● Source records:
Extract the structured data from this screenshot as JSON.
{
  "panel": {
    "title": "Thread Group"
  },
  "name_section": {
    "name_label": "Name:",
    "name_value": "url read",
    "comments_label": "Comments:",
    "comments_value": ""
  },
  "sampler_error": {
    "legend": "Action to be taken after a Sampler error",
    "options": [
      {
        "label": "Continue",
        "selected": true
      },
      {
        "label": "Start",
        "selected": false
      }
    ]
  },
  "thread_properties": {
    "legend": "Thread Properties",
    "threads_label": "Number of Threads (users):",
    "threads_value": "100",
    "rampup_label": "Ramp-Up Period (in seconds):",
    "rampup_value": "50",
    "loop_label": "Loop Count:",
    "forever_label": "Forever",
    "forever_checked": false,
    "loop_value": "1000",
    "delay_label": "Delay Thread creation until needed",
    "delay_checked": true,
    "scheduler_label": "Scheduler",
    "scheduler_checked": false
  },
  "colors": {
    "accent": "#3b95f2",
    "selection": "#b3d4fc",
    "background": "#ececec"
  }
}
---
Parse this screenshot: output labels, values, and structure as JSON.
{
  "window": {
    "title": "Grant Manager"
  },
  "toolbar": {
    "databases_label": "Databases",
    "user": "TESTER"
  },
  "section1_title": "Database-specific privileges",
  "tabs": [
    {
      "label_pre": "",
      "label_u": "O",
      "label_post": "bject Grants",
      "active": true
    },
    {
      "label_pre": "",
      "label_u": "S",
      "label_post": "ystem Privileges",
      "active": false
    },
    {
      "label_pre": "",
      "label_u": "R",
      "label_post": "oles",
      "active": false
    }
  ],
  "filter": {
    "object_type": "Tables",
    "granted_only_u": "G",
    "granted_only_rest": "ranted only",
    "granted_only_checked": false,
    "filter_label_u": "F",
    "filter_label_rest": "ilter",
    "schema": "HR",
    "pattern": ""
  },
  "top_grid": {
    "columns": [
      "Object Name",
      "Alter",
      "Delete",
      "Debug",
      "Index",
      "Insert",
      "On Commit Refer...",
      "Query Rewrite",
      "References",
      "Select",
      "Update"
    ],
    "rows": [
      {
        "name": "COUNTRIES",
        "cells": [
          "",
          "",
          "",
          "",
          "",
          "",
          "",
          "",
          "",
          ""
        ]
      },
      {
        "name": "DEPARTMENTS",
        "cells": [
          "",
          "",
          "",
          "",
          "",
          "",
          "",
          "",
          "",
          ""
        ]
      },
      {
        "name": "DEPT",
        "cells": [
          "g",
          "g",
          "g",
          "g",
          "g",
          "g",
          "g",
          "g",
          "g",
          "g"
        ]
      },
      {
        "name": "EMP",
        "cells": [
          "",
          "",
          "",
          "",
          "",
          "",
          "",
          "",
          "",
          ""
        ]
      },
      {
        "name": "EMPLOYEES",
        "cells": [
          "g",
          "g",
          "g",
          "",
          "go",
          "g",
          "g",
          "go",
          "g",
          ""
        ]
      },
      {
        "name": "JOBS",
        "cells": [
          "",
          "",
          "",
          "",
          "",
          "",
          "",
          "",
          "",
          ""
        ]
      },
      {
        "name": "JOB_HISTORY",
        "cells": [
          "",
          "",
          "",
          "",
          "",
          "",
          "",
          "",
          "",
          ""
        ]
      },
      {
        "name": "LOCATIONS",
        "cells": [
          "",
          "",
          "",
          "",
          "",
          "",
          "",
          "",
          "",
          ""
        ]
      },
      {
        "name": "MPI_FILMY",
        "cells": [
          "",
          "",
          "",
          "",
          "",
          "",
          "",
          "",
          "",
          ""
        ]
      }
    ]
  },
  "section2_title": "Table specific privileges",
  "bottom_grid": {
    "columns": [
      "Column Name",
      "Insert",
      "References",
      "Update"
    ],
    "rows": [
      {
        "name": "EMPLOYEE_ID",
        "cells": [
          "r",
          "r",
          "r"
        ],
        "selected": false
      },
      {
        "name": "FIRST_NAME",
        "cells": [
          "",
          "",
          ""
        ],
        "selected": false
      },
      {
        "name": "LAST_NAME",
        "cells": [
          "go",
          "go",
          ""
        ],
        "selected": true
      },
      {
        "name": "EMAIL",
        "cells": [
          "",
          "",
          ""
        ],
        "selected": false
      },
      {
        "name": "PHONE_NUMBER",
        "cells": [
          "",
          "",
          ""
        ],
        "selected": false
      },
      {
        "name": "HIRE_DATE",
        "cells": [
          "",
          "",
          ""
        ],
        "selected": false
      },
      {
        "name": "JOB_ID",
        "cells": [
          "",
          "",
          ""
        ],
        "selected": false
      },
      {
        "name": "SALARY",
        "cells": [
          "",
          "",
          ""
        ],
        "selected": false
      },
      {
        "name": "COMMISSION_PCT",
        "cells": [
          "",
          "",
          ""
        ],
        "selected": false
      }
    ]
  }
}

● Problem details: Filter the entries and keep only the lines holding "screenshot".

● Output:
Extract the structured data from this screenshot as JSON.
Parse this screenshot: output labels, values, and structure as JSON.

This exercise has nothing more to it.